of the angel flying through the midst of heaven, having the everlasting Gospel to preach to all nations that dwell on the earth. What can it import but the multiplication of institutions of Christian missionaries to every part of the habitable world. And as to the growth of converts in those days, how is it represented?" They shall spring up as willows by the water courses, yea, they shall be like the drops of the morning dew formed in the space of a few hours, and crowning and bedecking every object in creation." It is said that "a nation shall be born in a day, and the swift-winged messengers shall not be able to carry fleet enough the tidings of the conversion of one nation after another." We are living, I say, in times that are preparatory to this great change; let us see that we are lending a hand to the blessed work: let us remember that one great means for preparing the world will be the cultivation of a spirit of peace and unity among Christians of all denominations. The church has been broken into parties; the mirror has been shivered into fragments: there must come a spirit of union ere there will come a spirit of blessing. Not that all sects are to merge into one; not that there is to be a union of sects and parties as such, but a union of the righteous out of all sects and denominations. As it was said of philosophy, that was not philosophy which belonged to a sect, but that was philosophy which was true in every sect; so of Christianity, that is not Christianity that belongs to a sect, but that which is true and righteous in every sect. The denomination for the one church is not the aggregate of churches and of sects, but of the faithful.
"O come the day when every sect shall fall,
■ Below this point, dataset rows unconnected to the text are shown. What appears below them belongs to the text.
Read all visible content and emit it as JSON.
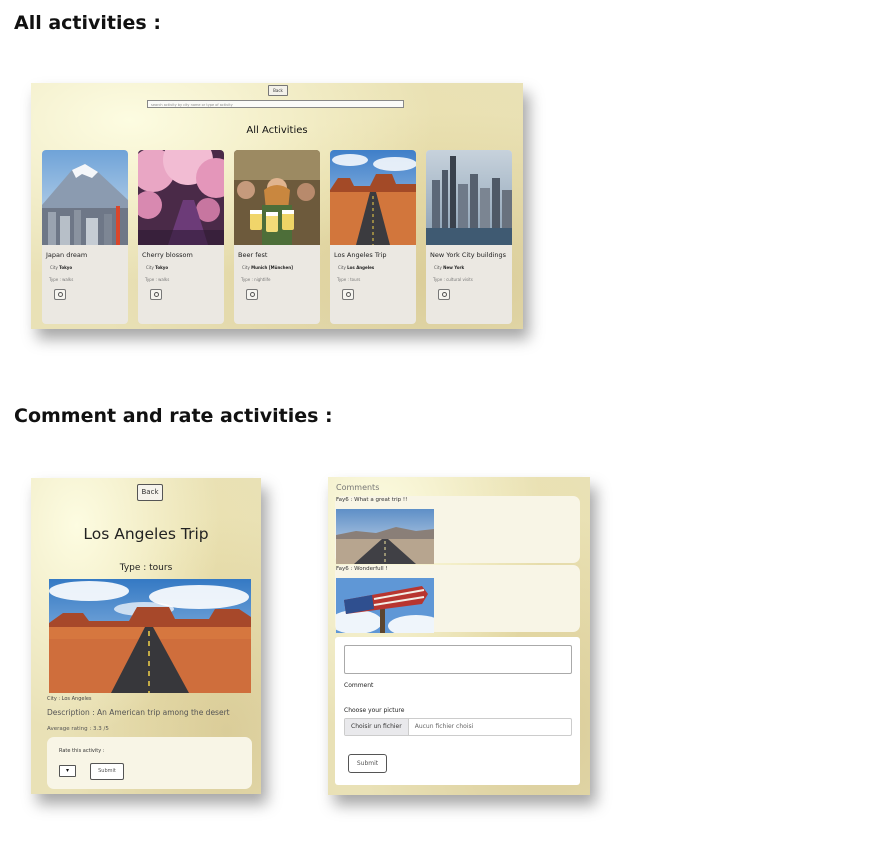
{
  "sections": {
    "all_activities_title": "All activities :",
    "comment_rate_title": "Comment and rate activities :"
  },
  "activities_page": {
    "back_label": "Back",
    "search_placeholder": "search activity by city name or type of activity",
    "heading": "All Activities",
    "cards": [
      {
        "name": "Japan dream",
        "city_label": "City",
        "city": "Tokyo",
        "type": "Type : walks"
      },
      {
        "name": "Cherry blossom",
        "city_label": "City",
        "city": "Tokyo",
        "type": "Type : walks"
      },
      {
        "name": "Beer fest",
        "city_label": "City",
        "city": "Munich [München]",
        "type": "Type : nightlife"
      },
      {
        "name": "Los Angeles Trip",
        "city_label": "City",
        "city": "Los Angeles",
        "type": "Type : tours"
      },
      {
        "name": "New York City buildings",
        "city_label": "City",
        "city": "New York",
        "type": "Type : cultural visits"
      }
    ]
  },
  "detail_page": {
    "back_label": "Back",
    "title": "Los Angeles Trip",
    "type": "Type : tours",
    "city": "City : Los Angeles",
    "description": "Description : An American trip among the desert",
    "average_rating": "Average rating : 3.3 /5",
    "rate_label": "Rate this activity :",
    "rate_value": "",
    "submit_label": "Submit"
  },
  "comments_page": {
    "heading": "Comments",
    "comments": [
      {
        "text": "Fay6 : What a great trip !!"
      },
      {
        "text": "Fay6 : Wonderfull !"
      }
    ],
    "comment_label": "Comment",
    "picture_label": "Choose your picture",
    "file_button": "Choisir un fichier",
    "file_status": "Aucun fichier choisi",
    "submit_label": "Submit"
  }
}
Blessed Saviour, I see thee in my mind's eye, as thou wilt be recognized by the faithful in the world in that future day, I see thee in that glory which is thine by universal acknowledgment O come the day, when earth with her many tongues shall proclaim, "Jesus Christ is Lord of all, to the glory of the Father!"